== Excerpted data ==

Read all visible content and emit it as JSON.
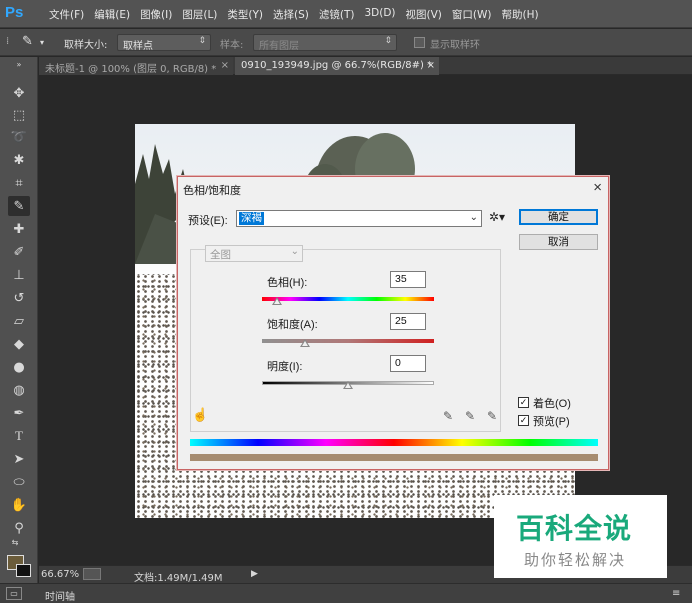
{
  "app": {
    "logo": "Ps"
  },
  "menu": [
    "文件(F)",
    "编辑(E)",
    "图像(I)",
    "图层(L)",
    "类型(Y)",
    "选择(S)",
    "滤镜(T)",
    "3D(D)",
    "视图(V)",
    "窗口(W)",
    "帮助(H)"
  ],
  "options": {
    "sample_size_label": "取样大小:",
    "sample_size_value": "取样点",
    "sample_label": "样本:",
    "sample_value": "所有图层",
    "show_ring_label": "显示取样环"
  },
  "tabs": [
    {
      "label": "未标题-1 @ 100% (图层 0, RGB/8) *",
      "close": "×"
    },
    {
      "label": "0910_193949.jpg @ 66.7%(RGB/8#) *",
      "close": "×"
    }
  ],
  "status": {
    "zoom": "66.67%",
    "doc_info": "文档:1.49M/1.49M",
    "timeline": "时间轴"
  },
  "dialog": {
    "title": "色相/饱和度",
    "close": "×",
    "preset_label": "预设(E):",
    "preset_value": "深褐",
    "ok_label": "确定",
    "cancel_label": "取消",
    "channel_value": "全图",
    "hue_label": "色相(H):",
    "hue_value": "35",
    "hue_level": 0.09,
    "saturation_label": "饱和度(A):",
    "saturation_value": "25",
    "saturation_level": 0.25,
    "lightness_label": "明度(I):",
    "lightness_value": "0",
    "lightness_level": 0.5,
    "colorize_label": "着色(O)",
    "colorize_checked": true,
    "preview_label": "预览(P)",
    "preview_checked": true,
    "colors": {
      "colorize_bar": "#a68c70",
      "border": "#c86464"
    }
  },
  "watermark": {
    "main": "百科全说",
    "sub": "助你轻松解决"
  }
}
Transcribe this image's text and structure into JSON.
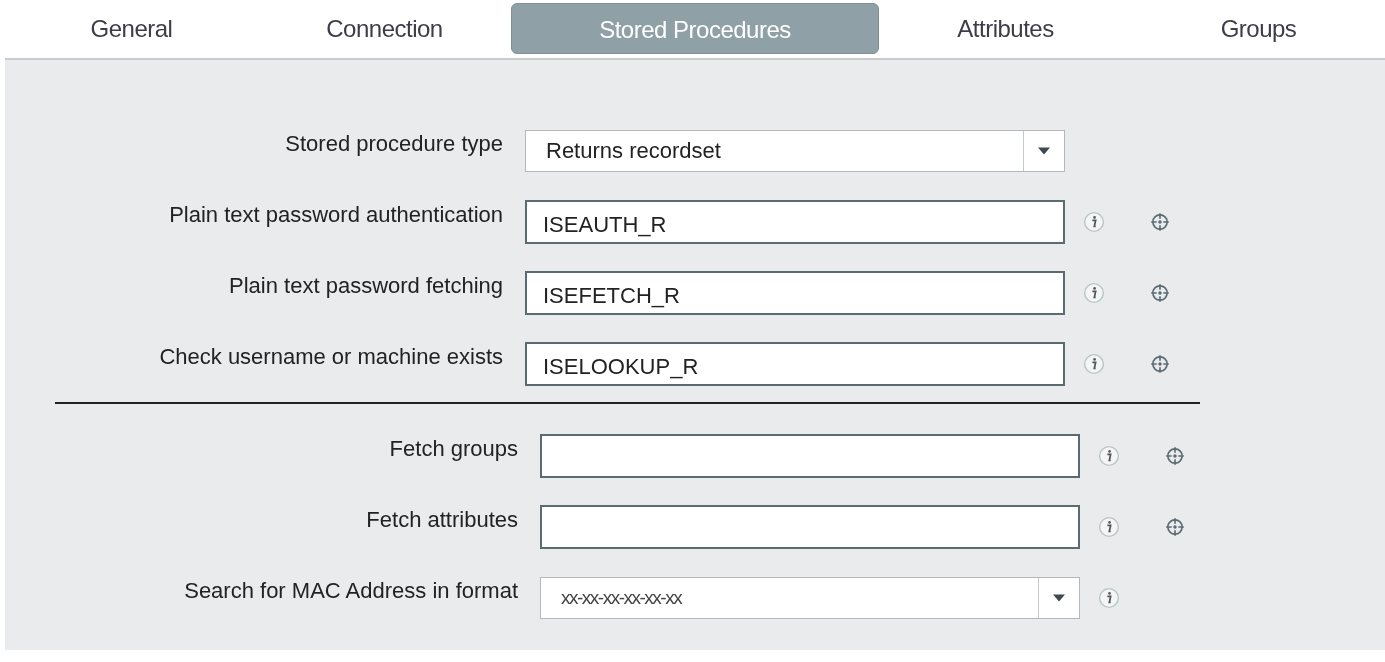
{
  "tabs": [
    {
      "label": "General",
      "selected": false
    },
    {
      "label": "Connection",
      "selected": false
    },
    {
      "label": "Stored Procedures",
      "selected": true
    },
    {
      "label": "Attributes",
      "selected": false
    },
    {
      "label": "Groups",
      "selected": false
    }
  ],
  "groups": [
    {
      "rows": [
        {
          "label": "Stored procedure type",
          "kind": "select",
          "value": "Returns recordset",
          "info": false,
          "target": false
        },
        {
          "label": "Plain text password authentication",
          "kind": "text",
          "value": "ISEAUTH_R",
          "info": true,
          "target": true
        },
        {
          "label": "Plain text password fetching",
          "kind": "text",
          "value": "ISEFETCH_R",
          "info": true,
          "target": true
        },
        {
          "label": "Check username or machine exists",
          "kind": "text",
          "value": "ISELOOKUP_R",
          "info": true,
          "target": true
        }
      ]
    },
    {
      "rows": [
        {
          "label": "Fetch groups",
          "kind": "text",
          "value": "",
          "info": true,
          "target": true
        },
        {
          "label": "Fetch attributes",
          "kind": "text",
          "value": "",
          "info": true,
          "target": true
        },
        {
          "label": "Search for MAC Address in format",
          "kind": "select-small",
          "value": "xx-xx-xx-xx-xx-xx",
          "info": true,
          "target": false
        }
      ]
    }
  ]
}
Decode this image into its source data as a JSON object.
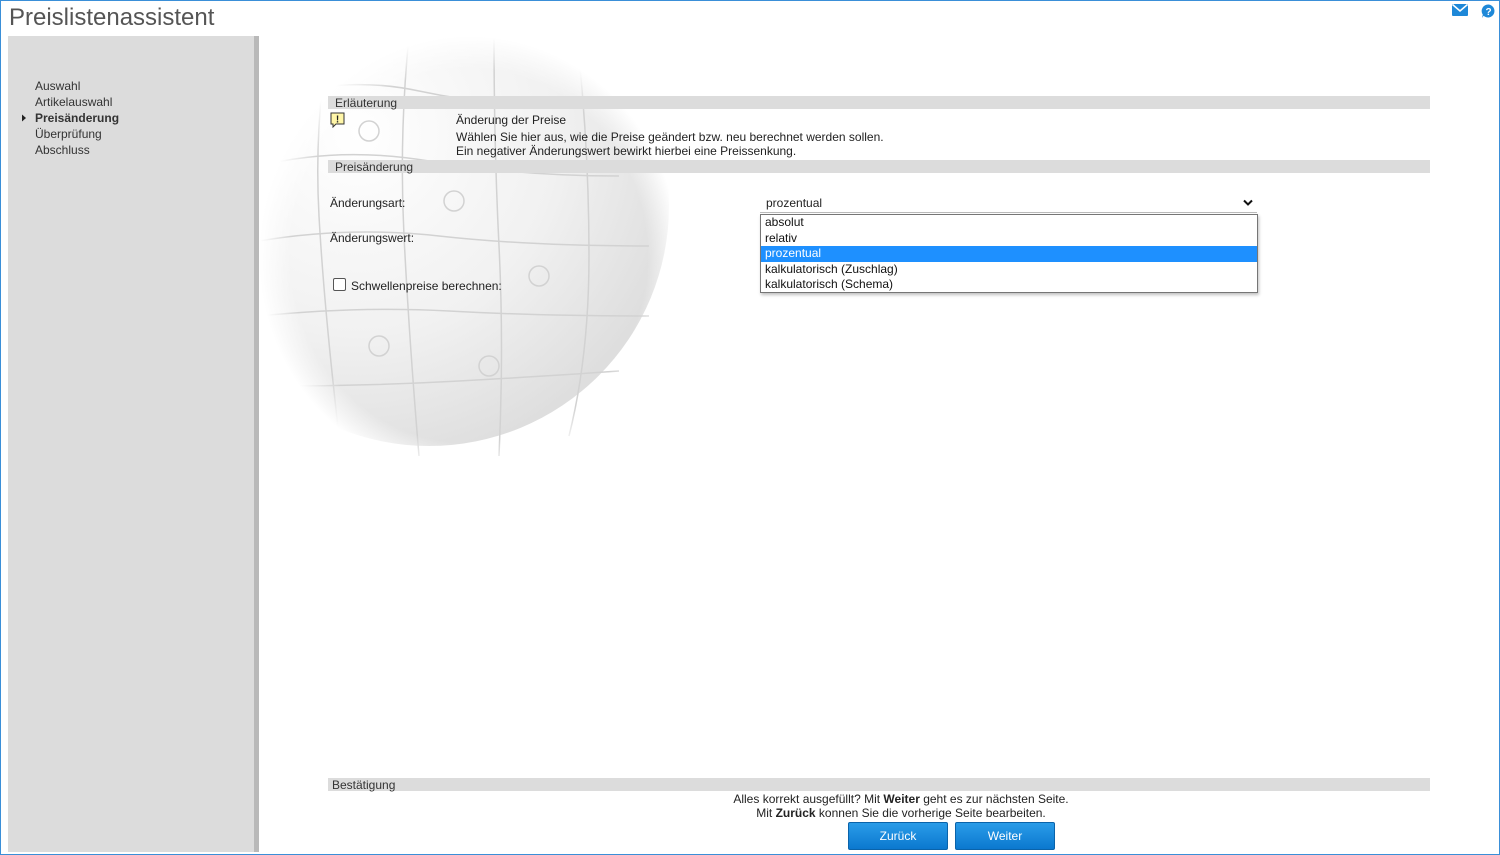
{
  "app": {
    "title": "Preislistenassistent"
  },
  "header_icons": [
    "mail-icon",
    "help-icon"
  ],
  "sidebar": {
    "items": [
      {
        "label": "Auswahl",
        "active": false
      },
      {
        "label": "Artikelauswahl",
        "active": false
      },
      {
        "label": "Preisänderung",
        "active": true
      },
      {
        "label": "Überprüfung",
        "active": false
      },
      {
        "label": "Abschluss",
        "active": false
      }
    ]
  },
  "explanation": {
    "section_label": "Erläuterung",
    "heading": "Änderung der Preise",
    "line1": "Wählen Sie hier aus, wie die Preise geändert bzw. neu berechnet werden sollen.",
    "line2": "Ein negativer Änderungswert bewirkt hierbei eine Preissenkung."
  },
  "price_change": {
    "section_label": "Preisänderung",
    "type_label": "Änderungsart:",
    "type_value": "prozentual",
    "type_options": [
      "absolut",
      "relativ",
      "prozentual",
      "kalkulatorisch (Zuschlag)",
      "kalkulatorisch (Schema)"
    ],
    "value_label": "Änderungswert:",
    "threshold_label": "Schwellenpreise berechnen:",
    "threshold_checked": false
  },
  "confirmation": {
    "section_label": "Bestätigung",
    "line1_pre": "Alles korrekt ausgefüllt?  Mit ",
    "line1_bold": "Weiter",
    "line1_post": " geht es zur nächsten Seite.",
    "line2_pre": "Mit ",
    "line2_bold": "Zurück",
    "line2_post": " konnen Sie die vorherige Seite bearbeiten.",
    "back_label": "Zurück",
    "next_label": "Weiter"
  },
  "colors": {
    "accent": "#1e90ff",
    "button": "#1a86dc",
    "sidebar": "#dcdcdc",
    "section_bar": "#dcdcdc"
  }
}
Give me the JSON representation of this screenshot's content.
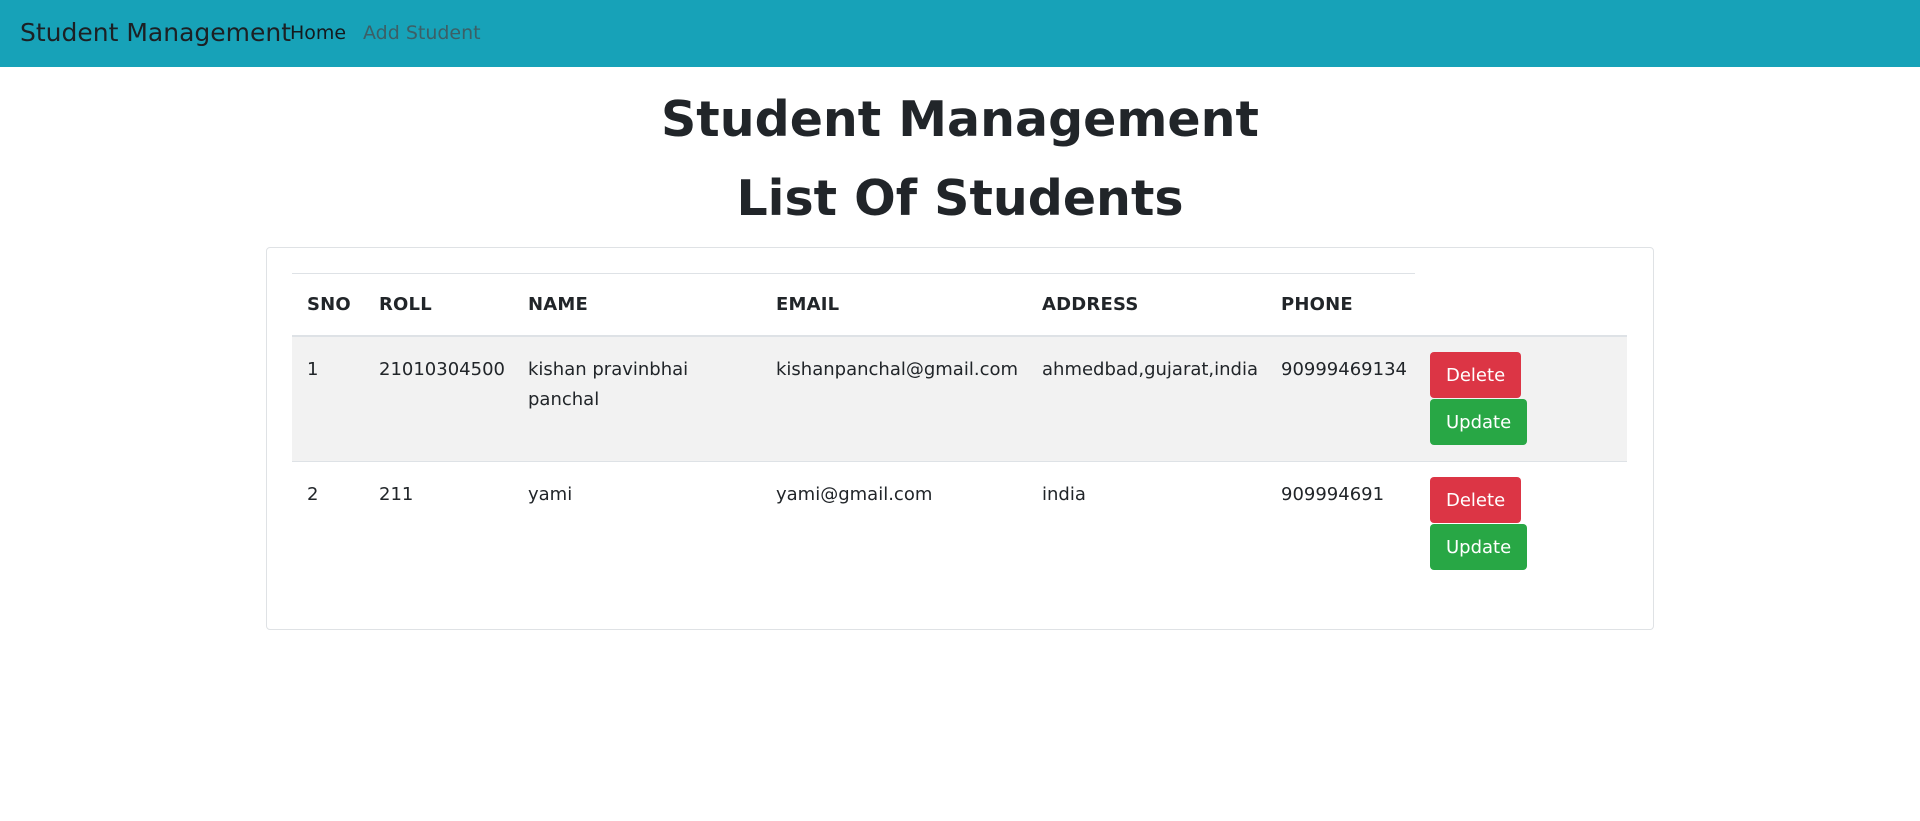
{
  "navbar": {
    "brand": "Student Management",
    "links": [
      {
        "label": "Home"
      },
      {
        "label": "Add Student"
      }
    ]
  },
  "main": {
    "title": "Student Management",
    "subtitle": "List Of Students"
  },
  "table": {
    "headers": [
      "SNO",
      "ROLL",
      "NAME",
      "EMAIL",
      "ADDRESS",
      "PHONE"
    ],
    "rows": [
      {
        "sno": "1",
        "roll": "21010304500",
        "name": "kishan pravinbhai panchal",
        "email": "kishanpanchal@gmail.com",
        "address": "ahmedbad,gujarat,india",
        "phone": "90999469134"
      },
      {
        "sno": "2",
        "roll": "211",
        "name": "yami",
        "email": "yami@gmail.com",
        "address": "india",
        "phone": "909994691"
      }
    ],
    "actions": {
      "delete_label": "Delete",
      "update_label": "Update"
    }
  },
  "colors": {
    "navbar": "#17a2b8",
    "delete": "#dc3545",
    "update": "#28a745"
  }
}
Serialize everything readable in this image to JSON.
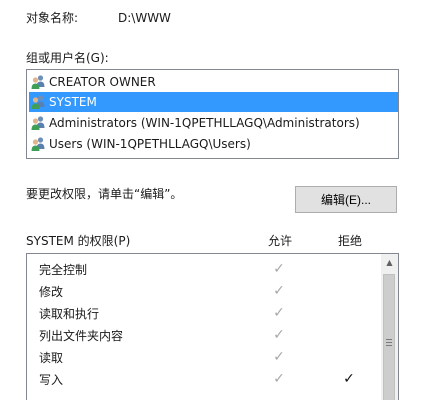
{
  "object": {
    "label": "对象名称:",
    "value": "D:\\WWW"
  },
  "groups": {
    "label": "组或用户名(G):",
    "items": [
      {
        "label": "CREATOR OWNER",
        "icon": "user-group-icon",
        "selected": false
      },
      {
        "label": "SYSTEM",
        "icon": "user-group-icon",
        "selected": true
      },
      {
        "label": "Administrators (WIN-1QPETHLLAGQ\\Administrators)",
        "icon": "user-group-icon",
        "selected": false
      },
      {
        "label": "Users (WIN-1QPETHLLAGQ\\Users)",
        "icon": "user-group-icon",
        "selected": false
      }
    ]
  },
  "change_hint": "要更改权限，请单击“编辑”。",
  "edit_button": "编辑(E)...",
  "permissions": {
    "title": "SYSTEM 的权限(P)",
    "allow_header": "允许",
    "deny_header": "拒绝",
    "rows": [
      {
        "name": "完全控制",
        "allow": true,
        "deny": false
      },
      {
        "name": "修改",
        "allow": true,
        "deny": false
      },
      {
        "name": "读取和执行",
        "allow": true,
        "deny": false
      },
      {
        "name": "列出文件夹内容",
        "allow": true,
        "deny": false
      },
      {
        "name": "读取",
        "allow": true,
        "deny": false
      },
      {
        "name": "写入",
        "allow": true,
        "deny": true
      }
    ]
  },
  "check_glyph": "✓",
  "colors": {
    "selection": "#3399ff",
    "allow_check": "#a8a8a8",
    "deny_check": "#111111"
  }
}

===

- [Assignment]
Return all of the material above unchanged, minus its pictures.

- [Completed task]
Read all visible content and emit it as JSON.
{
  "app": {
    "logo": "Ps"
  },
  "menu": [
    "文件(F)",
    "编辑(E)",
    "图像(I)",
    "图层(L)",
    "类型(Y)",
    "选择(S)",
    "滤镜(T)",
    "3D(D)",
    "视图(V)",
    "窗口(W)",
    "帮助(H)"
  ],
  "options": {
    "sample_size_label": "取样大小:",
    "sample_size_value": "取样点",
    "sample_label": "样本:",
    "sample_value": "所有图层",
    "show_ring_label": "显示取样环"
  },
  "tabs": [
    {
      "label": "未标题-1 @ 100% (图层 0, RGB/8) *",
      "close": "×"
    },
    {
      "label": "0910_193949.jpg @ 66.7%(RGB/8#) *",
      "close": "×"
    }
  ],
  "status": {
    "zoom": "66.67%",
    "doc_info": "文档:1.49M/1.49M",
    "timeline": "时间轴"
  },
  "dialog": {
    "title": "色相/饱和度",
    "close": "×",
    "preset_label": "预设(E):",
    "preset_value": "深褐",
    "ok_label": "确定",
    "cancel_label": "取消",
    "channel_value": "全图",
    "hue_label": "色相(H):",
    "hue_value": "35",
    "hue_level": 0.09,
    "saturation_label": "饱和度(A):",
    "saturation_value": "25",
    "saturation_level": 0.25,
    "lightness_label": "明度(I):",
    "lightness_value": "0",
    "lightness_level": 0.5,
    "colorize_label": "着色(O)",
    "colorize_checked": true,
    "preview_label": "预览(P)",
    "preview_checked": true,
    "colors": {
      "colorize_bar": "#a68c70",
      "border": "#c86464"
    }
  },
  "watermark": {
    "main": "百科全说",
    "sub": "助你轻松解决"
  }
}
Transcribe this image's text and structure into JSON.
{
  "tabs": [
    {
      "label": "General",
      "selected": false
    },
    {
      "label": "Connection",
      "selected": false
    },
    {
      "label": "Stored Procedures",
      "selected": true
    },
    {
      "label": "Attributes",
      "selected": false
    },
    {
      "label": "Groups",
      "selected": false
    }
  ],
  "groups": [
    {
      "rows": [
        {
          "label": "Stored procedure type",
          "kind": "select",
          "value": "Returns recordset",
          "info": false,
          "target": false
        },
        {
          "label": "Plain text password authentication",
          "kind": "text",
          "value": "ISEAUTH_R",
          "info": true,
          "target": true
        },
        {
          "label": "Plain text password fetching",
          "kind": "text",
          "value": "ISEFETCH_R",
          "info": true,
          "target": true
        },
        {
          "label": "Check username or machine exists",
          "kind": "text",
          "value": "ISELOOKUP_R",
          "info": true,
          "target": true
        }
      ]
    },
    {
      "rows": [
        {
          "label": "Fetch groups",
          "kind": "text",
          "value": "",
          "info": true,
          "target": true
        },
        {
          "label": "Fetch attributes",
          "kind": "text",
          "value": "",
          "info": true,
          "target": true
        },
        {
          "label": "Search for MAC Address in format",
          "kind": "select-small",
          "value": "xx-xx-xx-xx-xx-xx",
          "info": true,
          "target": false
        }
      ]
    }
  ]
}
Decode this image into its source data as a JSON object.
{
  "app": {
    "title": "Preislistenassistent"
  },
  "header_icons": [
    "mail-icon",
    "help-icon"
  ],
  "sidebar": {
    "items": [
      {
        "label": "Auswahl",
        "active": false
      },
      {
        "label": "Artikelauswahl",
        "active": false
      },
      {
        "label": "Preisänderung",
        "active": true
      },
      {
        "label": "Überprüfung",
        "active": false
      },
      {
        "label": "Abschluss",
        "active": false
      }
    ]
  },
  "explanation": {
    "section_label": "Erläuterung",
    "heading": "Änderung der Preise",
    "line1": "Wählen Sie hier aus, wie die Preise geändert bzw. neu berechnet werden sollen.",
    "line2": "Ein negativer Änderungswert bewirkt hierbei eine Preissenkung."
  },
  "price_change": {
    "section_label": "Preisänderung",
    "type_label": "Änderungsart:",
    "type_value": "prozentual",
    "type_options": [
      "absolut",
      "relativ",
      "prozentual",
      "kalkulatorisch (Zuschlag)",
      "kalkulatorisch (Schema)"
    ],
    "value_label": "Änderungswert:",
    "threshold_label": "Schwellenpreise berechnen:",
    "threshold_checked": false
  },
  "confirmation": {
    "section_label": "Bestätigung",
    "line1_pre": "Alles korrekt ausgefüllt?  Mit ",
    "line1_bold": "Weiter",
    "line1_post": " geht es zur nächsten Seite.",
    "line2_pre": "Mit ",
    "line2_bold": "Zurück",
    "line2_post": " konnen Sie die vorherige Seite bearbeiten.",
    "back_label": "Zurück",
    "next_label": "Weiter"
  },
  "colors": {
    "accent": "#1e90ff",
    "button": "#1a86dc",
    "sidebar": "#dcdcdc",
    "section_bar": "#dcdcdc"
  }
}
Give me the JSON representation of this screenshot's content.
{
  "navbar": {
    "brand": "Student Management",
    "links": [
      {
        "label": "Home"
      },
      {
        "label": "Add Student"
      }
    ]
  },
  "main": {
    "title": "Student Management",
    "subtitle": "List Of Students"
  },
  "table": {
    "headers": [
      "SNO",
      "ROLL",
      "NAME",
      "EMAIL",
      "ADDRESS",
      "PHONE"
    ],
    "rows": [
      {
        "sno": "1",
        "roll": "21010304500",
        "name": "kishan pravinbhai panchal",
        "email": "kishanpanchal@gmail.com",
        "address": "ahmedbad,gujarat,india",
        "phone": "90999469134"
      },
      {
        "sno": "2",
        "roll": "211",
        "name": "yami",
        "email": "yami@gmail.com",
        "address": "india",
        "phone": "909994691"
      }
    ],
    "actions": {
      "delete_label": "Delete",
      "update_label": "Update"
    }
  },
  "colors": {
    "navbar": "#17a2b8",
    "delete": "#dc3545",
    "update": "#28a745"
  }
}
Serialize everything readable in this image to JSON.
{
  "object": {
    "label": "对象名称:",
    "value": "D:\\WWW"
  },
  "groups": {
    "label": "组或用户名(G):",
    "items": [
      {
        "label": "CREATOR OWNER",
        "icon": "user-group-icon",
        "selected": false
      },
      {
        "label": "SYSTEM",
        "icon": "user-group-icon",
        "selected": true
      },
      {
        "label": "Administrators (WIN-1QPETHLLAGQ\\Administrators)",
        "icon": "user-group-icon",
        "selected": false
      },
      {
        "label": "Users (WIN-1QPETHLLAGQ\\Users)",
        "icon": "user-group-icon",
        "selected": false
      }
    ]
  },
  "change_hint": "要更改权限，请单击“编辑”。",
  "edit_button": "编辑(E)...",
  "permissions": {
    "title": "SYSTEM 的权限(P)",
    "allow_header": "允许",
    "deny_header": "拒绝",
    "rows": [
      {
        "name": "完全控制",
        "allow": true,
        "deny": false
      },
      {
        "name": "修改",
        "allow": true,
        "deny": false
      },
      {
        "name": "读取和执行",
        "allow": true,
        "deny": false
      },
      {
        "name": "列出文件夹内容",
        "allow": true,
        "deny": false
      },
      {
        "name": "读取",
        "allow": true,
        "deny": false
      },
      {
        "name": "写入",
        "allow": true,
        "deny": true
      }
    ]
  },
  "check_glyph": "✓",
  "colors": {
    "selection": "#3399ff",
    "allow_check": "#a8a8a8",
    "deny_check": "#111111"
  }
}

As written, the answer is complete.